Yields rise, ending 4-week streak of lower rates
U.S. Treasury (UST) yields rose across the curve last week, ending the 4-week streak of lower long-end yields. UST yields rose 2 to 4 basis points (bps) in a bear-steepening trade.
Two things drove the steepener last week: 1) better jobs data and 2) the quarterly refunding announcement from the Treasury. The latter included larger-than-expected bond sales in the longer end of the curve. Treasury has been vocal about terming out their issuance at such low rates, and we think any concerns about long-end supply will prove temporary. One reason for that is the continued fall in real yields, with the U.S. 10-year hitting a new all-time low last week. This price action continues to drive gold higher and the U.S. dollar (USD) lower.
Credit continued to trade well last week. Investment-grade (IG) credit spreads fell 4 bps last week, now at the same level as early March. High-yield (HY) spreads are back to late February levels, having declined last week by 45 bps [Figure 4].
U.S.-China tensions escalate, still back-burner issue
Despite the increase in tensions between the U.S. and China, the Chinese yuan strengthened against the USD on the week. While the laundry list of U.S. actions towards China grows longer, nothing has yet provoked an escalating response.
Trade representatives are speaking this week via videoconference as part of the Phase One deal. As China’s trade data last week showed, they will not be able to meet their end of the bargain. Indeed, China’s bilateral trade surplus with the U.S. widened to its largest since November 2018. But until President Trump pushes this issue, it remains on the back burner. Keep your eyes on Twitter as the election grows near!
What to watch this week
COVID-19 & High-frequency Data
COVID case counts continue to decline across the country — though deaths, as a lagging indicator, remain high. While recent hotspots have begun to temper, other places are giving public health officials cause for worry. The market, however, appears largely unconcerned at this point, as long as stimulus is forthcoming and economic activity doesn’t rapidly deteriorate.
With respect to activity, high-frequency data showed that while it’s among the most valuable data we have to look at, it’s not gospel. Non-farm payrolls were stronger-than-expected last week, contrary to what high-frequency data had been suggesting.
To us, this surprise to the upside in payrolls not only underscores the challenges the COVID environment has posed for investors, but also points to the incredible role stimulus is playing in controlling the narrative and moving markets.
NFIB Small Business Survey
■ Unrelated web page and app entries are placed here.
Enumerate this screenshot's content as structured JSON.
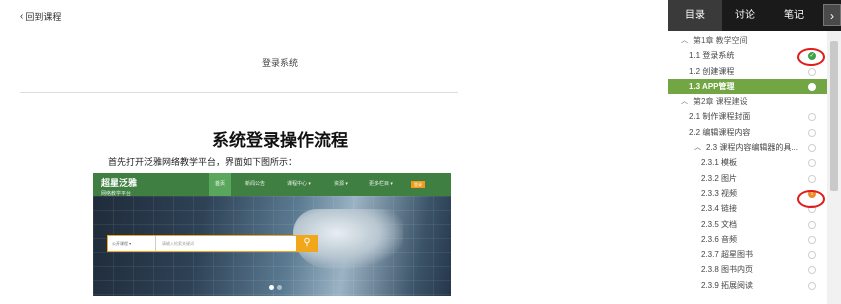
{
  "back_link": "回到课程",
  "section_title": "登录系统",
  "heading": "系统登录操作流程",
  "intro": "首先打开泛雅网络教学平台，界面如下图所示：",
  "platform": {
    "logo_line1": "超星泛雅",
    "logo_line2": "网络教学平台",
    "menu": [
      "首页",
      "新闻公告",
      "课程中心 ▾",
      "资源 ▾",
      "更多栏目 ▾"
    ],
    "register": "登录",
    "search_select": "公开课程",
    "search_placeholder": "请输入检索关键词",
    "search_icon": "search-icon"
  },
  "tabs": {
    "catalog": "目录",
    "discussion": "讨论",
    "notes": "笔记",
    "next": "›"
  },
  "toc": [
    {
      "label": "第1章 教学空间",
      "type": "chapter"
    },
    {
      "label": "1.1 登录系统",
      "type": "item",
      "status": "done"
    },
    {
      "label": "1.2 创建课程",
      "type": "item",
      "status": "none"
    },
    {
      "label": "1.3 APP管理",
      "type": "item",
      "status": "active"
    },
    {
      "label": "第2章 课程建设",
      "type": "chapter"
    },
    {
      "label": "2.1 制作课程封面",
      "type": "item",
      "status": "none"
    },
    {
      "label": "2.2 编辑课程内容",
      "type": "item",
      "status": "none"
    },
    {
      "label": "2.3 课程内容编辑器的具...",
      "type": "subchapter",
      "status": "none"
    },
    {
      "label": "2.3.1 模板",
      "type": "sub",
      "status": "none"
    },
    {
      "label": "2.3.2 图片",
      "type": "sub",
      "status": "none"
    },
    {
      "label": "2.3.3 视频",
      "type": "sub",
      "status": "warn"
    },
    {
      "label": "2.3.4 链接",
      "type": "sub",
      "status": "none"
    },
    {
      "label": "2.3.5 文档",
      "type": "sub",
      "status": "none"
    },
    {
      "label": "2.3.6 音频",
      "type": "sub",
      "status": "none"
    },
    {
      "label": "2.3.7 超星图书",
      "type": "sub",
      "status": "none"
    },
    {
      "label": "2.3.8 图书内页",
      "type": "sub",
      "status": "none"
    },
    {
      "label": "2.3.9 拓展阅读",
      "type": "sub",
      "status": "none"
    }
  ],
  "colors": {
    "accent": "#72a645",
    "done": "#3da34a",
    "warn": "#ef8a2c",
    "highlight_ring": "#e21b1b"
  }
}
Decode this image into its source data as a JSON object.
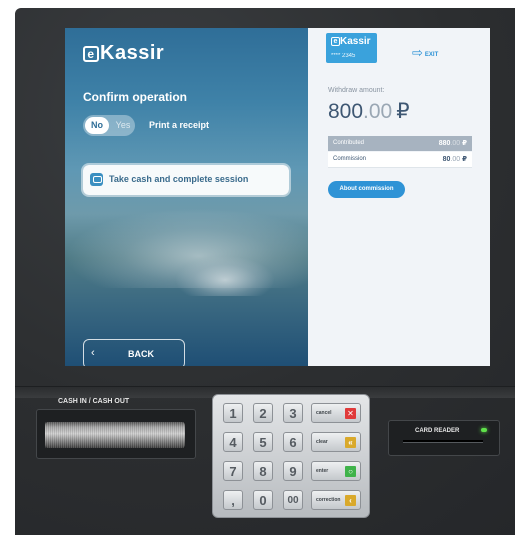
{
  "brand": {
    "letter": "e",
    "name": "Kassir"
  },
  "left": {
    "title": "Confirm operation",
    "toggle": {
      "no": "No",
      "yes": "Yes"
    },
    "receipt_label": "Print a receipt",
    "take_cash_label": "Take cash and complete session",
    "back_label": "BACK",
    "back_chevron": "‹"
  },
  "right": {
    "card": {
      "brand_letter": "e",
      "brand_name": "Kassir",
      "number": "**** 2345"
    },
    "exit_icon": "⇨",
    "exit_label": "EXIT",
    "withdraw_label": "Withdraw amount:",
    "amount_main": "800",
    "amount_cents": ".00",
    "currency": "₽",
    "rows": [
      {
        "label": "Contributed",
        "main": "880",
        "cents": ".00",
        "currency": "₽"
      },
      {
        "label": "Commission",
        "main": "80",
        "cents": ".00",
        "currency": "₽"
      }
    ],
    "about_label": "About commission"
  },
  "hardware": {
    "cash_slot_label": "CASH IN / CASH OUT",
    "card_reader_label": "CARD READER",
    "keys": [
      "1",
      "2",
      "3",
      "4",
      "5",
      "6",
      "7",
      "8",
      "9",
      ",",
      "0",
      "00"
    ],
    "fkeys": [
      {
        "label": "cancel",
        "symbol": "✕",
        "color": "#e03a3a"
      },
      {
        "label": "clear",
        "symbol": "«",
        "color": "#d9a92b"
      },
      {
        "label": "enter",
        "symbol": "○",
        "color": "#3fb34a"
      },
      {
        "label": "correction",
        "symbol": "‹",
        "color": "#d9a92b"
      }
    ]
  },
  "colors": {
    "accent": "#2f93d6",
    "text_dark": "#3e5773",
    "panel_bg": "#f1f4f8"
  }
}
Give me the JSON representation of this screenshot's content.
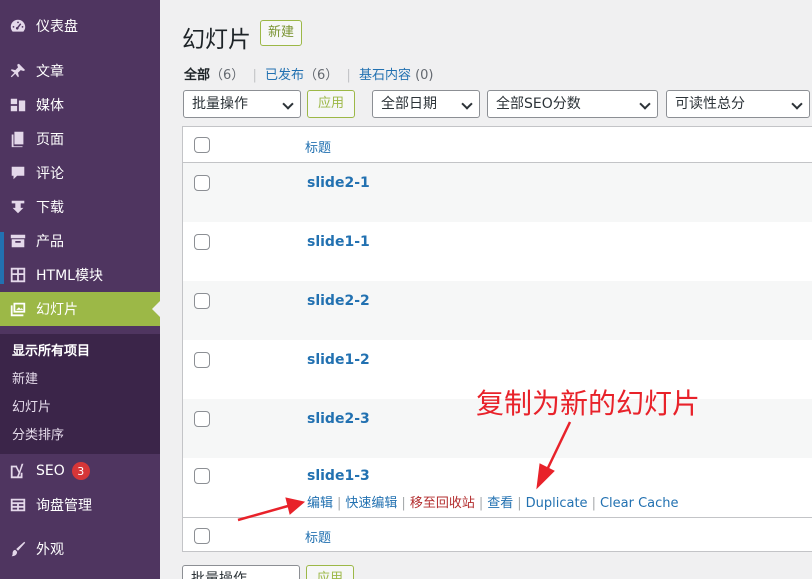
{
  "sidebar": {
    "items": [
      {
        "label": "仪表盘",
        "icon": "dashboard-icon"
      },
      {
        "label": "文章",
        "icon": "pin-icon"
      },
      {
        "label": "媒体",
        "icon": "media-icon"
      },
      {
        "label": "页面",
        "icon": "page-icon"
      },
      {
        "label": "评论",
        "icon": "comment-icon"
      },
      {
        "label": "下载",
        "icon": "download-icon"
      },
      {
        "label": "产品",
        "icon": "archive-icon"
      },
      {
        "label": "HTML模块",
        "icon": "grid-icon"
      },
      {
        "label": "幻灯片",
        "icon": "slides-icon"
      },
      {
        "label": "SEO",
        "icon": "yoast-icon",
        "badge": "3"
      },
      {
        "label": "询盘管理",
        "icon": "table-icon"
      },
      {
        "label": "外观",
        "icon": "brush-icon"
      }
    ],
    "submenu": [
      "显示所有项目",
      "新建",
      "幻灯片",
      "分类排序"
    ]
  },
  "header": {
    "title": "幻灯片",
    "add_new": "新建"
  },
  "views": {
    "all_label": "全部",
    "all_count": "（6）",
    "published_label": "已发布",
    "published_count": "（6）",
    "cornerstone_label": "基石内容",
    "cornerstone_count": "(0)"
  },
  "filters": {
    "bulk_action": "批量操作",
    "apply": "应用",
    "date": "全部日期",
    "seo_score": "全部SEO分数",
    "readability": "可读性总分"
  },
  "table": {
    "column_title": "标题",
    "rows": [
      "slide2-1",
      "slide1-1",
      "slide2-2",
      "slide1-2",
      "slide2-3",
      "slide1-3"
    ],
    "row_actions": [
      "编辑",
      "快速编辑",
      "移至回收站",
      "查看",
      "Duplicate",
      "Clear Cache"
    ]
  },
  "annotation": "复制为新的幻灯片",
  "colors": {
    "sidebar_bg": "#4f3560",
    "accent": "#9cb847",
    "link": "#2271b1",
    "annotation": "#e8222a"
  }
}
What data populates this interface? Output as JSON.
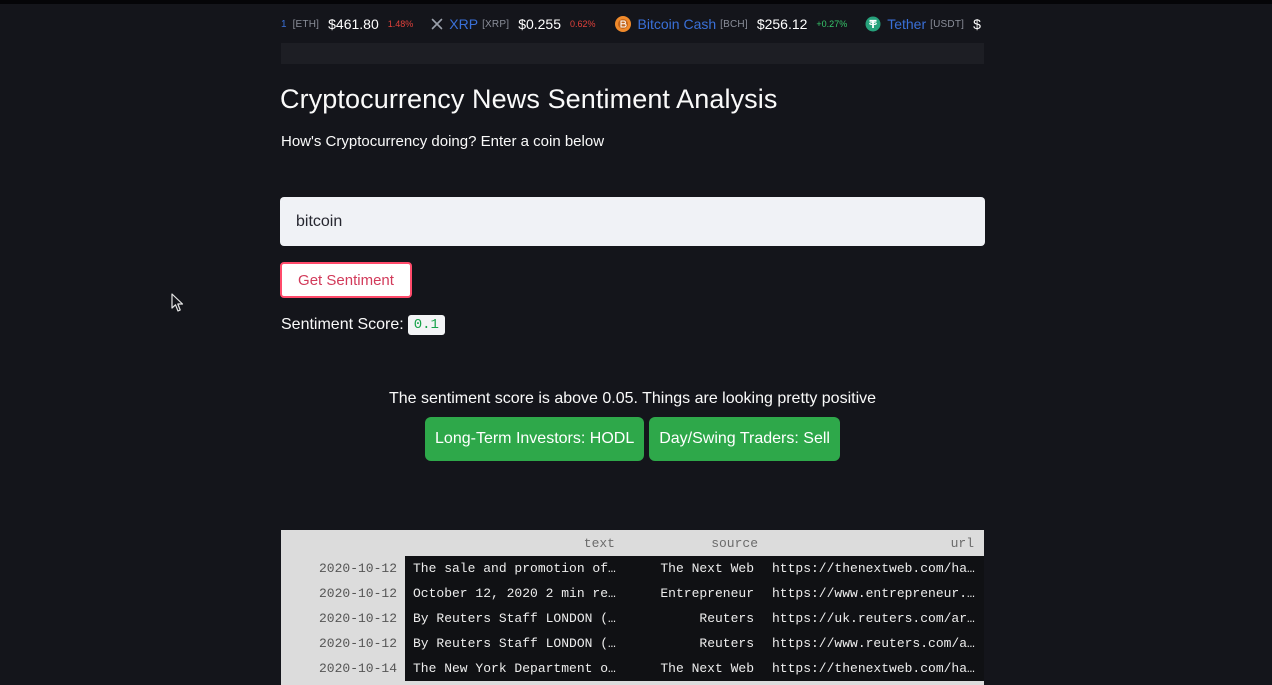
{
  "ticker": {
    "lead_symbol": "1",
    "items": [
      {
        "name": "",
        "symbol": "[ETH]",
        "price": "$461.80",
        "change": "1.48%",
        "direction": "neg",
        "icon": "none"
      },
      {
        "name": "XRP",
        "symbol": "[XRP]",
        "price": "$0.255",
        "change": "0.62%",
        "direction": "neg",
        "icon": "xrp-icon"
      },
      {
        "name": "Bitcoin Cash",
        "symbol": "[BCH]",
        "price": "$256.12",
        "change": "+0.27%",
        "direction": "pos",
        "icon": "bitcoin-cash-icon"
      },
      {
        "name": "Tether",
        "symbol": "[USDT]",
        "price": "$",
        "change": "",
        "direction": "pos",
        "icon": "tether-icon"
      }
    ],
    "colors": {
      "name": "#3a70d8",
      "negative": "#e0413b",
      "positive": "#37c76b"
    }
  },
  "page": {
    "title": "Cryptocurrency News Sentiment Analysis",
    "subtitle": "How's Cryptocurrency doing? Enter a coin below"
  },
  "input": {
    "value": "bitcoin",
    "placeholder": ""
  },
  "button": {
    "label": "Get Sentiment",
    "border_color": "#ff4b6b"
  },
  "sentiment": {
    "label": "Sentiment Score:",
    "score": "0.1"
  },
  "result": {
    "message": "The sentiment score is above 0.05. Things are looking pretty positive",
    "pills": [
      "Long-Term Investors: HODL",
      "Day/Swing Traders: Sell"
    ],
    "pill_color": "#2ea84a"
  },
  "table": {
    "columns": [
      "text",
      "source",
      "url"
    ],
    "rows": [
      {
        "index": "2020-10-12",
        "text": "The sale and promotion of…",
        "source": "The Next Web",
        "url": "https://thenextweb.com/ha…"
      },
      {
        "index": "2020-10-12",
        "text": "October 12, 2020 2 min re…",
        "source": "Entrepreneur",
        "url": "https://www.entrepreneur.…"
      },
      {
        "index": "2020-10-12",
        "text": "By Reuters Staff LONDON (…",
        "source": "Reuters",
        "url": "https://uk.reuters.com/ar…"
      },
      {
        "index": "2020-10-12",
        "text": "By Reuters Staff LONDON (…",
        "source": "Reuters",
        "url": "https://www.reuters.com/a…"
      },
      {
        "index": "2020-10-14",
        "text": "The New York Department o…",
        "source": "The Next Web",
        "url": "https://thenextweb.com/ha…"
      }
    ]
  },
  "theme": {
    "background": "#14151b",
    "input_background": "#f0f2f6",
    "code_text": "#16a34a"
  }
}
On Tuesday, the National Federation of Independent Business (NFIB) will release its Small Business Survey results for July. Small business optimism is expected to continue its climb up from June.
Jobless claims, both initial and continuing, are expected to continue to come down this Thursday. Despite their decrease, the numbers remain historically high. Employment is still weak across the globe. In fact, while PMIs last week were largely positive, employment is lagging the recovery.
U.S. retail sales
Retail sales figures on Friday will likely be some of the most watched data this week, since the figures have been surprising to the upside. Expectations are that this week’s report will show a continued increase, though at a smaller rate than last month.
University of Michigan Consumer Sentiment Survey
This week’s University of Michigan Consumer Sentiment Index is expected to show a decline, which is cause for some concern. Because stimulus is coming, though, a slight decline may not make waves. That said, it’s something to keep an eye on in the near-term as details around stimulus emerge.
This week, the Biden campaign is expected to announce its Vice Presidential pick. Essentially, anyone but Elizabeth Warren will likely signal a centrist campaign focused on electability. This is a scenario the market can handle with relative ease at this point. But that could change, as the election heats up and both sides begin campaigning in earnest come September [Table 1]. The election is still just under 3 months away, after all. And if 2020 has taught us anything, it’s that a lot can happen between now and then.